With the crushing pressure of running the country’s most populous state three years in the rearview, Arnold has apparently found (a little) more time to take care of those arms—and the body—that has so richly taken care of him, which has the shoot’s crew smiling in approval, if not a bit of relief. “He’s back,” someone notes.
Of course, there was some small concern that the Arnold who would arrive at the shoot might be the Arnold from The Photo9. You know the one: He’s on a beach, in a bathing suit, bearing little physical resemblance to the Mr. Olympia winner/action hero icon who makes everyone look like girly men in comparison.
For whatever reason, that paparazzi shot, greedily snapped shortly after Arnold paid the price for years of athletic supremacy on an operating room table, served as a public point of reference for the man’s physique since it was taken more than a decade ago. But that’s not the Arnold of today.
“That’s a good shot right there. That’s the cover shot.

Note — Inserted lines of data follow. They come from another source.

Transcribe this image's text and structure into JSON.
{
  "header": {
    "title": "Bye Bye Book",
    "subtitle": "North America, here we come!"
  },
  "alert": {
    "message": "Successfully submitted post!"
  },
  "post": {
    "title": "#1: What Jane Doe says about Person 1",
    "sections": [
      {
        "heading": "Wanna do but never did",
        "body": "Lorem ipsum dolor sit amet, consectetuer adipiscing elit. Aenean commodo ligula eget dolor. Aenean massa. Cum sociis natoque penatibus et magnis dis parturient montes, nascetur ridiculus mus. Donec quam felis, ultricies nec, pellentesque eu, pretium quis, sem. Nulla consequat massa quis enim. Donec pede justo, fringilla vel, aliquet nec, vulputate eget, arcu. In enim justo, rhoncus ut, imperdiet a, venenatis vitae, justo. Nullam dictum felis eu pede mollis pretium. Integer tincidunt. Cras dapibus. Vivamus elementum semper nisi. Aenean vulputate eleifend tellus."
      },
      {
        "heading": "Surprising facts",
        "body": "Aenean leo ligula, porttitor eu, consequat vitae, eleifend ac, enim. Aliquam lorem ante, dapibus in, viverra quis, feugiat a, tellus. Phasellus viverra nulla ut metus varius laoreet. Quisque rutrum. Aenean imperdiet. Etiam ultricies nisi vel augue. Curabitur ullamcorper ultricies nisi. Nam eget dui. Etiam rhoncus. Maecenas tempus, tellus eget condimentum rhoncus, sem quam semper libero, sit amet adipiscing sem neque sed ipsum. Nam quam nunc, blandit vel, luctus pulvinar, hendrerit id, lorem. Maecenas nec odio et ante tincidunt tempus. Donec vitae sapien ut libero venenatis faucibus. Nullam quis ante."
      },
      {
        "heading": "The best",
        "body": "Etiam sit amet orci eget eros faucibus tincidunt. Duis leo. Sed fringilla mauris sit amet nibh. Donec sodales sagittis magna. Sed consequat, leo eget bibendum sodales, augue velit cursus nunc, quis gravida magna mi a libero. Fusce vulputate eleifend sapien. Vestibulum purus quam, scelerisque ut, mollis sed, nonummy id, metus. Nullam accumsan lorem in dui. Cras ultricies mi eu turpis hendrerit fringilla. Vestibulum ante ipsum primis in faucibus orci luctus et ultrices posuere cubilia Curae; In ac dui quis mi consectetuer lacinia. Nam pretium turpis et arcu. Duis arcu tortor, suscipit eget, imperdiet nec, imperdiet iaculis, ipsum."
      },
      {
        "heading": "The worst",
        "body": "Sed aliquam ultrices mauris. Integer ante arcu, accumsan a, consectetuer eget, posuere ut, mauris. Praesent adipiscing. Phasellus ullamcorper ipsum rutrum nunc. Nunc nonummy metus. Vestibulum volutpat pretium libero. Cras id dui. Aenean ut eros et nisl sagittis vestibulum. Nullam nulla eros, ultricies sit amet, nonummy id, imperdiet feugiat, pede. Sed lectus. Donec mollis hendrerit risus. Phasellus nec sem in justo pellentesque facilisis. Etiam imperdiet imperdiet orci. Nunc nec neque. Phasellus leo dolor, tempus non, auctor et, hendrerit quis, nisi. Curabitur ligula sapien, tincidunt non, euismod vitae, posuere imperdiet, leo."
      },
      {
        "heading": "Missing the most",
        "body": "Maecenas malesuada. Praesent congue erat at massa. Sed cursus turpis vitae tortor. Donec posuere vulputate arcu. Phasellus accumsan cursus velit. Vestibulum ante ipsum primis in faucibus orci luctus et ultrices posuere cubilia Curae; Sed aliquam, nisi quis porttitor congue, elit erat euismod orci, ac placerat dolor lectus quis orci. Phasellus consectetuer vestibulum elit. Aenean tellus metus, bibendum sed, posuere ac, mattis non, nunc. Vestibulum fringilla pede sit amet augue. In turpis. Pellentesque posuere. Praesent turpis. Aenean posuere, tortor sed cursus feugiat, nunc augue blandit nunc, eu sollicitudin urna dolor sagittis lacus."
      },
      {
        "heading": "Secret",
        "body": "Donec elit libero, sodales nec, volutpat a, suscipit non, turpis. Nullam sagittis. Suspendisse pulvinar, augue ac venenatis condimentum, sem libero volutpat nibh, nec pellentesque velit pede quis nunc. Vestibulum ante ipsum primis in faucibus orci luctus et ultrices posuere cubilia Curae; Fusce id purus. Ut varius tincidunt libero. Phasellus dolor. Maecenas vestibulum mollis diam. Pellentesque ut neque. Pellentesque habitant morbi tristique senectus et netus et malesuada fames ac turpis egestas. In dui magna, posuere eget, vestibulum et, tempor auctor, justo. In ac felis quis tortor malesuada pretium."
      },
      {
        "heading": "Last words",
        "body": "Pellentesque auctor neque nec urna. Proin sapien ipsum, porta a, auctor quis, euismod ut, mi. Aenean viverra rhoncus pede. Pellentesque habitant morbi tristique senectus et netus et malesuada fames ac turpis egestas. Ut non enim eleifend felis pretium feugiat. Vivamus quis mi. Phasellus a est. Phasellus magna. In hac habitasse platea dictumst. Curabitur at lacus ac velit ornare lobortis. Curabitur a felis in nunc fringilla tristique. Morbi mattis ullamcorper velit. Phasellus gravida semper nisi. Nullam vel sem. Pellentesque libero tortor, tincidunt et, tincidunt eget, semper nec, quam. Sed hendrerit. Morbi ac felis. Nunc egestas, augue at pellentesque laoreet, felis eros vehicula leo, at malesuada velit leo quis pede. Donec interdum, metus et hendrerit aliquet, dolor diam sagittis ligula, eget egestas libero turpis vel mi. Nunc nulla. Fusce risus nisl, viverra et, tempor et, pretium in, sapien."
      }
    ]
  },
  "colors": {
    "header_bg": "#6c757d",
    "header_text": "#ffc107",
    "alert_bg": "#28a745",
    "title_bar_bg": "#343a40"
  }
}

See? We did it again!”
Today’s Arnold is leaner, more muscular, and more… Arnold. Today’s Arnold stands tall in front of a seamless white backdrop set up in a corner of Iron Fitness, looking far more Terminator than Governator. He confdently folds his arms, chest upraised, an assured smile creasing his weathered face, and he looks fantastic. Dustin fres of a handful of shots, one of which graces this cover.
Arnold Schwarzenegger steps of the seamless to look at them on Dustin’s MacBook, and he sees what we see—that he looks as good on-screen as he does in person. And then—just then— it hits you. This is 66!